[Task statement]: Scan the data for "西工大材料学院" and copy each matching line.

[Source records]
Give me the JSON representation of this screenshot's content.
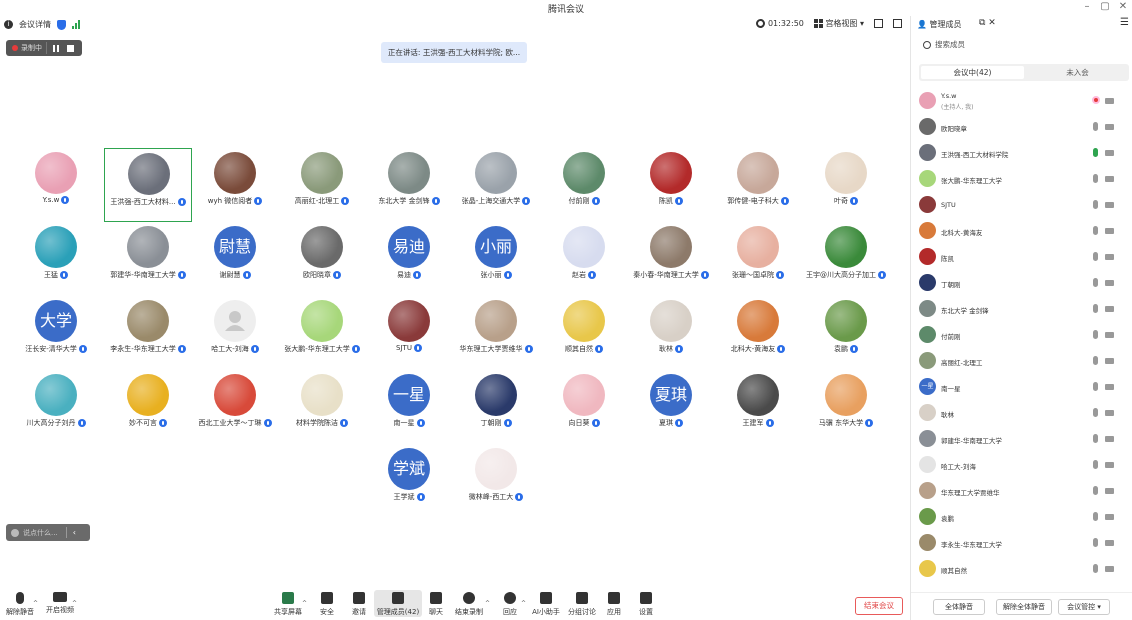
{
  "window": {
    "title": "腾讯会议",
    "controls": [
      "–",
      "▢",
      "✕"
    ]
  },
  "infobar": {
    "details_label": "会议详情",
    "timer": "01:32:50",
    "view_label": "宫格视图 ▾"
  },
  "recording": {
    "label": "录制中"
  },
  "speaking": {
    "text": "正在讲话: 王洪强-西工大材料学院; 欧..."
  },
  "participants_grid": [
    {
      "name": "Y.s.w",
      "avatar": "photo",
      "color": "#e9a0b4",
      "col": 0,
      "row": 0
    },
    {
      "name": "王洪强-西工大材料...",
      "avatar": "photo",
      "color": "#6b6f7a",
      "col": 1,
      "row": 0,
      "active": true
    },
    {
      "name": "wyh 微信阅者",
      "avatar": "photo",
      "color": "#7a4b3a",
      "col": 2,
      "row": 0
    },
    {
      "name": "高丽红-北理工",
      "avatar": "photo",
      "color": "#8a9a7a",
      "col": 3,
      "row": 0
    },
    {
      "name": "东北大学 金剑锋",
      "avatar": "photo",
      "color": "#7d8a86",
      "col": 4,
      "row": 0
    },
    {
      "name": "张晶-上海交通大学",
      "avatar": "photo",
      "color": "#9aa2aa",
      "col": 5,
      "row": 0
    },
    {
      "name": "付前刚",
      "avatar": "photo",
      "color": "#5d8a6a",
      "col": 6,
      "row": 0
    },
    {
      "name": "陈凯",
      "avatar": "photo",
      "color": "#b32a2a",
      "col": 7,
      "row": 0
    },
    {
      "name": "郭传健-电子科大",
      "avatar": "photo",
      "color": "#c7a89a",
      "col": 8,
      "row": 0
    },
    {
      "name": "叶奇",
      "avatar": "photo",
      "color": "#e7d8c7",
      "col": 9,
      "row": 0
    },
    {
      "name": "王猛",
      "avatar": "photo",
      "color": "#2aa0b8",
      "col": 0,
      "row": 1
    },
    {
      "name": "郭建华-华南理工大学",
      "avatar": "photo",
      "color": "#8a8f96",
      "col": 1,
      "row": 1
    },
    {
      "name": "谢尉慧",
      "avatar": "text",
      "label": "尉慧",
      "col": 2,
      "row": 1
    },
    {
      "name": "欧阳晓章",
      "avatar": "photo",
      "color": "#6a6a6a",
      "col": 3,
      "row": 1
    },
    {
      "name": "易迪",
      "avatar": "text",
      "label": "易迪",
      "col": 4,
      "row": 1
    },
    {
      "name": "张小丽",
      "avatar": "text",
      "label": "小丽",
      "col": 5,
      "row": 1
    },
    {
      "name": "赵岩",
      "avatar": "photo",
      "color": "#d7dcef",
      "col": 6,
      "row": 1
    },
    {
      "name": "秦小春-华南理工大学",
      "avatar": "photo",
      "color": "#8d7a6a",
      "col": 7,
      "row": 1
    },
    {
      "name": "张珊～国卓院",
      "avatar": "photo",
      "color": "#e7b0a0",
      "col": 8,
      "row": 1
    },
    {
      "name": "王宇@川大高分子加工",
      "avatar": "photo",
      "color": "#3a8a3a",
      "col": 9,
      "row": 1
    },
    {
      "name": "汪长安-清华大学",
      "avatar": "text",
      "label": "大学",
      "col": 0,
      "row": 2
    },
    {
      "name": "李永生-华东理工大学",
      "avatar": "photo",
      "color": "#9a8a6a",
      "col": 1,
      "row": 2
    },
    {
      "name": "哈工大-刘海",
      "avatar": "placeholder",
      "col": 2,
      "row": 2
    },
    {
      "name": "张大鹏-华东理工大学",
      "avatar": "photo",
      "color": "#a7d77a",
      "col": 3,
      "row": 2
    },
    {
      "name": "SJTU",
      "avatar": "photo",
      "color": "#8a3a3a",
      "col": 4,
      "row": 2
    },
    {
      "name": "华东理工大学贾维华",
      "avatar": "photo",
      "color": "#b8a08a",
      "col": 5,
      "row": 2
    },
    {
      "name": "顺其自然",
      "avatar": "photo",
      "color": "#e8c74a",
      "col": 6,
      "row": 2
    },
    {
      "name": "耿林",
      "avatar": "photo",
      "color": "#d8d0c7",
      "col": 7,
      "row": 2
    },
    {
      "name": "北科大-黄海友",
      "avatar": "photo",
      "color": "#d87a3a",
      "col": 8,
      "row": 2
    },
    {
      "name": "袁鹏",
      "avatar": "photo",
      "color": "#6a9a4a",
      "col": 9,
      "row": 2
    },
    {
      "name": "川大高分子刘丹",
      "avatar": "photo",
      "color": "#4ab0c0",
      "col": 0,
      "row": 3
    },
    {
      "name": "妙不可言",
      "avatar": "photo",
      "color": "#e8b020",
      "col": 1,
      "row": 3
    },
    {
      "name": "西北工业大学～丁琳",
      "avatar": "photo",
      "color": "#d84a3a",
      "col": 2,
      "row": 3
    },
    {
      "name": "材料学院陈洁",
      "avatar": "photo",
      "color": "#e8e0c8",
      "col": 3,
      "row": 3
    },
    {
      "name": "南一星",
      "avatar": "text",
      "label": "一星",
      "col": 4,
      "row": 3
    },
    {
      "name": "丁朝刚",
      "avatar": "photo",
      "color": "#2a3a6a",
      "col": 5,
      "row": 3
    },
    {
      "name": "向日葵",
      "avatar": "photo",
      "color": "#f0b8c0",
      "col": 6,
      "row": 3
    },
    {
      "name": "夏琪",
      "avatar": "text",
      "label": "夏琪",
      "col": 7,
      "row": 3
    },
    {
      "name": "王建军",
      "avatar": "photo",
      "color": "#4a4a4a",
      "col": 8,
      "row": 3
    },
    {
      "name": "马骥 东华大学",
      "avatar": "photo",
      "color": "#e8a060",
      "col": 9,
      "row": 3
    },
    {
      "name": "王学斌",
      "avatar": "text",
      "label": "学斌",
      "col": 4,
      "row": 4
    },
    {
      "name": "微林峰-西工大",
      "avatar": "photo",
      "color": "#f2e8e8",
      "col": 5,
      "row": 4
    }
  ],
  "chat": {
    "placeholder": "说点什么..."
  },
  "toolbar": {
    "left": [
      {
        "label": "解除静音"
      },
      {
        "label": "开启视频"
      }
    ],
    "center": [
      {
        "label": "共享屏幕"
      },
      {
        "label": "安全"
      },
      {
        "label": "邀请"
      },
      {
        "label": "管理成员(42)"
      },
      {
        "label": "聊天"
      },
      {
        "label": "结束录制"
      },
      {
        "label": "回应"
      },
      {
        "label": "AI小助手"
      },
      {
        "label": "分组讨论"
      },
      {
        "label": "应用"
      },
      {
        "label": "设置"
      }
    ],
    "end_label": "结束会议"
  },
  "panel": {
    "title": "管理成员",
    "search_placeholder": "搜索成员",
    "tabs": [
      "会议中(42)",
      "未入会"
    ],
    "members": [
      {
        "name": "Y.s.w",
        "sub": "(主持人, 我)",
        "color": "#e9a0b4",
        "mic": "rec"
      },
      {
        "name": "欧阳晓章",
        "color": "#6a6a6a"
      },
      {
        "name": "王洪强-西工大材料学院",
        "color": "#6b6f7a",
        "mic": "on"
      },
      {
        "name": "张大鹏-华东理工大学",
        "color": "#a7d77a"
      },
      {
        "name": "SJTU",
        "color": "#8a3a3a"
      },
      {
        "name": "北科大-黄海友",
        "color": "#d87a3a"
      },
      {
        "name": "陈凯",
        "color": "#b32a2a"
      },
      {
        "name": "丁朝刚",
        "color": "#2a3a6a"
      },
      {
        "name": "东北大学 金剑锋",
        "color": "#7d8a86"
      },
      {
        "name": "付前刚",
        "color": "#5d8a6a"
      },
      {
        "name": "高丽红-北理工",
        "color": "#8a9a7a"
      },
      {
        "name": "南一星",
        "text": "一星"
      },
      {
        "name": "耿林",
        "color": "#d8d0c7"
      },
      {
        "name": "郭建华-华南理工大学",
        "color": "#8a8f96"
      },
      {
        "name": "哈工大-刘海",
        "color": "#e4e4e4"
      },
      {
        "name": "华东理工大学贾维华",
        "color": "#b8a08a"
      },
      {
        "name": "袁鹏",
        "color": "#6a9a4a"
      },
      {
        "name": "李永生-华东理工大学",
        "color": "#9a8a6a"
      },
      {
        "name": "顺其自然",
        "color": "#e8c74a"
      }
    ],
    "buttons": [
      "全体静音",
      "解除全体静音",
      "会议管控 ▾"
    ]
  },
  "colors": {
    "accent": "#2a6de8",
    "active_border": "#2ea44f",
    "end": "#e04545",
    "text_avatar": "#3b6cc8"
  }
}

[Solution to this problem]:
    "text": "正在讲话: 王洪强-西工大材料学院; 欧..."
        "name": "王洪强-西工大材料学院",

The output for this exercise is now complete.